***** Given information *****

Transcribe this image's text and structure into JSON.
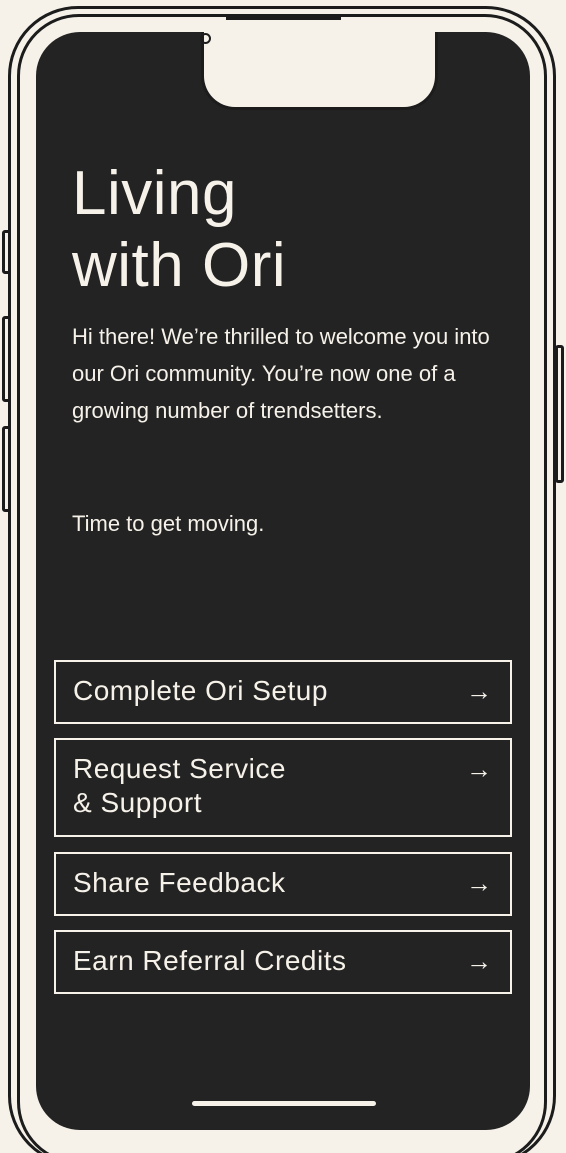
{
  "screen": {
    "title_line1": "Living",
    "title_line2": "with Ori",
    "intro": "Hi there! We’re thrilled to welcome you into our Ori community. You’re now one of a growing number of trendsetters.",
    "tagline": "Time to get moving."
  },
  "actions": [
    {
      "label": "Complete Ori Setup",
      "icon": "arrow-right-icon"
    },
    {
      "label": "Request Service\n& Support",
      "icon": "arrow-right-icon"
    },
    {
      "label": "Share Feedback",
      "icon": "arrow-right-icon"
    },
    {
      "label": "Earn Referral Credits",
      "icon": "arrow-right-icon"
    }
  ],
  "colors": {
    "background": "#f6f2ea",
    "screen": "#232323",
    "text": "#f6f2ea",
    "outline": "#1c1c1c"
  }
}
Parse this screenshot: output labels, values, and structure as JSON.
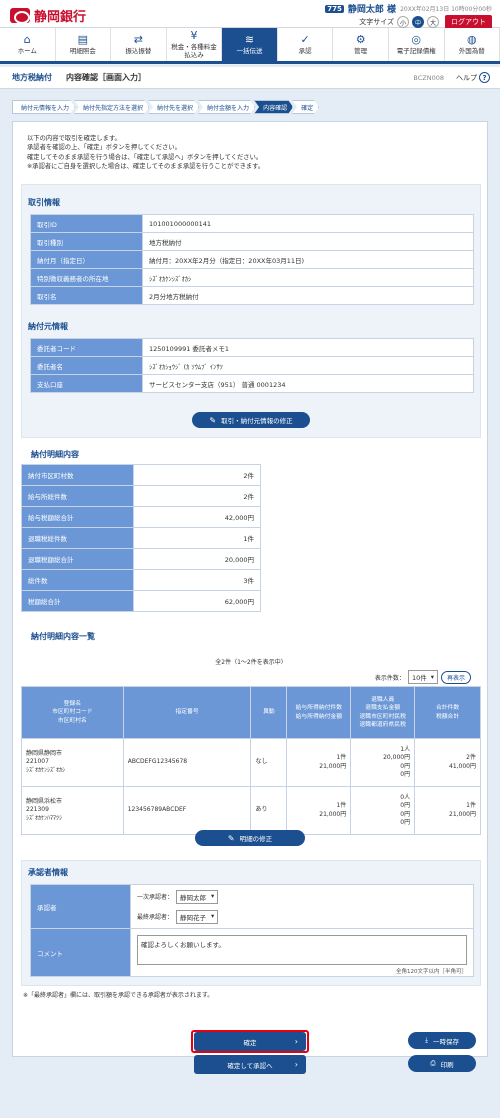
{
  "header": {
    "bank_name": "静岡銀行",
    "user_number": "775",
    "user_name": "静岡太郎 様",
    "login_time": "20XX年02月13日 10時00分00秒",
    "text_size_label": "文字サイズ",
    "text_sizes": [
      "小",
      "中",
      "大"
    ],
    "logout": "ログアウト"
  },
  "nav": [
    {
      "label": "ホーム",
      "icon": "⌂"
    },
    {
      "label": "明細照会",
      "icon": "▤"
    },
    {
      "label": "振込振替",
      "icon": "⇄"
    },
    {
      "label": "税金・各種料金\n払込み",
      "icon": "¥"
    },
    {
      "label": "一括伝送",
      "icon": "≋"
    },
    {
      "label": "承認",
      "icon": "✓"
    },
    {
      "label": "管理",
      "icon": "⚙"
    },
    {
      "label": "電子記録債権",
      "icon": "◎"
    },
    {
      "label": "外国為替",
      "icon": "◍"
    }
  ],
  "title": {
    "main": "地方税納付",
    "sub": "内容確認［画面入力］",
    "code": "BCZN008",
    "help": "ヘルプ"
  },
  "steps": [
    "納付元情報を入力",
    "納付先指定方法を選択",
    "納付先を選択",
    "納付金額を入力",
    "内容確認",
    "確定"
  ],
  "intro": [
    "以下の内容で取引を確定します。",
    "承認者を確認の上、「確定」ボタンを押してください。",
    "確定してそのまま承認を行う場合は、「確定して承認へ」ボタンを押してください。",
    "※承認者にご自身を選択した場合は、確定してそのまま承認を行うことができます。"
  ],
  "transaction": {
    "title": "取引情報",
    "rows": [
      {
        "k": "取引ID",
        "v": "101001000000141"
      },
      {
        "k": "取引種別",
        "v": "地方税納付"
      },
      {
        "k": "納付月（指定日）",
        "v": "納付月：20XX年2月分（指定日：20XX年03月11日)"
      },
      {
        "k": "特別徴収義務者の所在地",
        "v": "ｼｽﾞｵｶｹﾝｼｽﾞｵｶｼ"
      },
      {
        "k": "取引名",
        "v": "2月分地方税納付"
      }
    ]
  },
  "payer": {
    "title": "納付元情報",
    "rows": [
      {
        "k": "委託者コード",
        "v": "1250109991 委託者メモ1"
      },
      {
        "k": "委託者名",
        "v": "ｼｽﾞｵｶｼｮｳｼﾞ (ｶ ｿｳﾑﾌﾞ ｲﾝｻﾂ"
      },
      {
        "k": "支払口座",
        "v": "サービスセンター支店（951） 普通 0001234"
      }
    ],
    "edit": "取引・納付元情報の修正"
  },
  "detail": {
    "title": "納付明細内容",
    "rows": [
      {
        "k": "納付市区町村数",
        "v": "2件"
      },
      {
        "k": "給与所総件数",
        "v": "2件"
      },
      {
        "k": "給与税額総合計",
        "v": "42,000円"
      },
      {
        "k": "退職税総件数",
        "v": "1件"
      },
      {
        "k": "退職税額総合計",
        "v": "20,000円"
      },
      {
        "k": "総件数",
        "v": "3件"
      },
      {
        "k": "税額総合計",
        "v": "62,000円"
      }
    ]
  },
  "list": {
    "title": "納付明細内容一覧",
    "count": "全2件（1～2件を表示中）",
    "perpage_label": "表示件数：",
    "perpage_value": "10件",
    "redisplay": "再表示",
    "headers": [
      "登録名\n市区町村コード\n市区町村名",
      "指定番号",
      "異動",
      "給与所得納付件数\n給与所得納付金額",
      "退職人員\n退職支払金額\n退職市区町村民税\n退職都道府県民税",
      "合計件数\n税額合計"
    ],
    "rows": [
      {
        "name": "静岡県静岡市\n221007\nｼｽﾞｵｶｹﾝｼｽﾞｵｶｼ",
        "num": "ABCDEFG12345678",
        "change": "なし",
        "salary": "1件\n21,000円",
        "retire": "1人\n20,000円\n0円\n0円",
        "total": "2件\n41,000円"
      },
      {
        "name": "静岡県浜松市\n221309\nｼｽﾞｵｶｹﾝﾊﾏﾏﾂｼ",
        "num": "123456789ABCDEF",
        "change": "あり",
        "salary": "1件\n21,000円",
        "retire": "0人\n0円\n0円\n0円",
        "total": "1件\n21,000円"
      }
    ],
    "edit": "明細の修正"
  },
  "approver": {
    "title": "承認者情報",
    "label": "承認者",
    "first_label": "一次承認者：",
    "first_value": "静岡太郎",
    "final_label": "最終承認者：",
    "final_value": "静岡花子",
    "comment_label": "コメント",
    "comment_value": "確認よろしくお願いします。",
    "comment_note": "全角120文字以内［半角可］"
  },
  "footnote": "※「最終承認者」欄には、取引額を承認できる承認者が表示されます。",
  "buttons": {
    "confirm": "確定",
    "confirm_approve": "確定して承認へ",
    "save": "一時保存",
    "print": "印刷"
  }
}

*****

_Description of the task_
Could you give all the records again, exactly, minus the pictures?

_Answer space_
Transcribe this image's text and structure into JSON.
{
  "screen": {
    "title_line1": "Living",
    "title_line2": "with Ori",
    "intro": "Hi there! We’re thrilled to welcome you into our Ori community. You’re now one of a growing number of trendsetters.",
    "tagline": "Time to get moving."
  },
  "actions": [
    {
      "label": "Complete Ori Setup",
      "icon": "arrow-right-icon"
    },
    {
      "label": "Request Service\n& Support",
      "icon": "arrow-right-icon"
    },
    {
      "label": "Share Feedback",
      "icon": "arrow-right-icon"
    },
    {
      "label": "Earn Referral Credits",
      "icon": "arrow-right-icon"
    }
  ],
  "colors": {
    "background": "#f6f2ea",
    "screen": "#232323",
    "text": "#f6f2ea",
    "outline": "#1c1c1c"
  }
}
Parse this screenshot: output labels, values, and structure as JSON.
{
  "header": {
    "bank_name": "静岡銀行",
    "user_number": "775",
    "user_name": "静岡太郎 様",
    "login_time": "20XX年02月13日 10時00分00秒",
    "text_size_label": "文字サイズ",
    "text_sizes": [
      "小",
      "中",
      "大"
    ],
    "logout": "ログアウト"
  },
  "nav": [
    {
      "label": "ホーム",
      "icon": "⌂"
    },
    {
      "label": "明細照会",
      "icon": "▤"
    },
    {
      "label": "振込振替",
      "icon": "⇄"
    },
    {
      "label": "税金・各種料金\n払込み",
      "icon": "¥"
    },
    {
      "label": "一括伝送",
      "icon": "≋"
    },
    {
      "label": "承認",
      "icon": "✓"
    },
    {
      "label": "管理",
      "icon": "⚙"
    },
    {
      "label": "電子記録債権",
      "icon": "◎"
    },
    {
      "label": "外国為替",
      "icon": "◍"
    }
  ],
  "title": {
    "main": "地方税納付",
    "sub": "内容確認［画面入力］",
    "code": "BCZN008",
    "help": "ヘルプ"
  },
  "steps": [
    "納付元情報を入力",
    "納付先指定方法を選択",
    "納付先を選択",
    "納付金額を入力",
    "内容確認",
    "確定"
  ],
  "intro": [
    "以下の内容で取引を確定します。",
    "承認者を確認の上、「確定」ボタンを押してください。",
    "確定してそのまま承認を行う場合は、「確定して承認へ」ボタンを押してください。",
    "※承認者にご自身を選択した場合は、確定してそのまま承認を行うことができます。"
  ],
  "transaction": {
    "title": "取引情報",
    "rows": [
      {
        "k": "取引ID",
        "v": "101001000000141"
      },
      {
        "k": "取引種別",
        "v": "地方税納付"
      },
      {
        "k": "納付月（指定日）",
        "v": "納付月：20XX年2月分（指定日：20XX年03月11日)"
      },
      {
        "k": "特別徴収義務者の所在地",
        "v": "ｼｽﾞｵｶｹﾝｼｽﾞｵｶｼ"
      },
      {
        "k": "取引名",
        "v": "2月分地方税納付"
      }
    ]
  },
  "payer": {
    "title": "納付元情報",
    "rows": [
      {
        "k": "委託者コード",
        "v": "1250109991 委託者メモ1"
      },
      {
        "k": "委託者名",
        "v": "ｼｽﾞｵｶｼｮｳｼﾞ (ｶ ｿｳﾑﾌﾞ ｲﾝｻﾂ"
      },
      {
        "k": "支払口座",
        "v": "サービスセンター支店（951） 普通 0001234"
      }
    ],
    "edit": "取引・納付元情報の修正"
  },
  "detail": {
    "title": "納付明細内容",
    "rows": [
      {
        "k": "納付市区町村数",
        "v": "2件"
      },
      {
        "k": "給与所総件数",
        "v": "2件"
      },
      {
        "k": "給与税額総合計",
        "v": "42,000円"
      },
      {
        "k": "退職税総件数",
        "v": "1件"
      },
      {
        "k": "退職税額総合計",
        "v": "20,000円"
      },
      {
        "k": "総件数",
        "v": "3件"
      },
      {
        "k": "税額総合計",
        "v": "62,000円"
      }
    ]
  },
  "list": {
    "title": "納付明細内容一覧",
    "count": "全2件（1～2件を表示中）",
    "perpage_label": "表示件数：",
    "perpage_value": "10件",
    "redisplay": "再表示",
    "headers": [
      "登録名\n市区町村コード\n市区町村名",
      "指定番号",
      "異動",
      "給与所得納付件数\n給与所得納付金額",
      "退職人員\n退職支払金額\n退職市区町村民税\n退職都道府県民税",
      "合計件数\n税額合計"
    ],
    "rows": [
      {
        "name": "静岡県静岡市\n221007\nｼｽﾞｵｶｹﾝｼｽﾞｵｶｼ",
        "num": "ABCDEFG12345678",
        "change": "なし",
        "salary": "1件\n21,000円",
        "retire": "1人\n20,000円\n0円\n0円",
        "total": "2件\n41,000円"
      },
      {
        "name": "静岡県浜松市\n221309\nｼｽﾞｵｶｹﾝﾊﾏﾏﾂｼ",
        "num": "123456789ABCDEF",
        "change": "あり",
        "salary": "1件\n21,000円",
        "retire": "0人\n0円\n0円\n0円",
        "total": "1件\n21,000円"
      }
    ],
    "edit": "明細の修正"
  },
  "approver": {
    "title": "承認者情報",
    "label": "承認者",
    "first_label": "一次承認者：",
    "first_value": "静岡太郎",
    "final_label": "最終承認者：",
    "final_value": "静岡花子",
    "comment_label": "コメント",
    "comment_value": "確認よろしくお願いします。",
    "comment_note": "全角120文字以内［半角可］"
  },
  "footnote": "※「最終承認者」欄には、取引額を承認できる承認者が表示されます。",
  "buttons": {
    "confirm": "確定",
    "confirm_approve": "確定して承認へ",
    "save": "一時保存",
    "print": "印刷"
  }
}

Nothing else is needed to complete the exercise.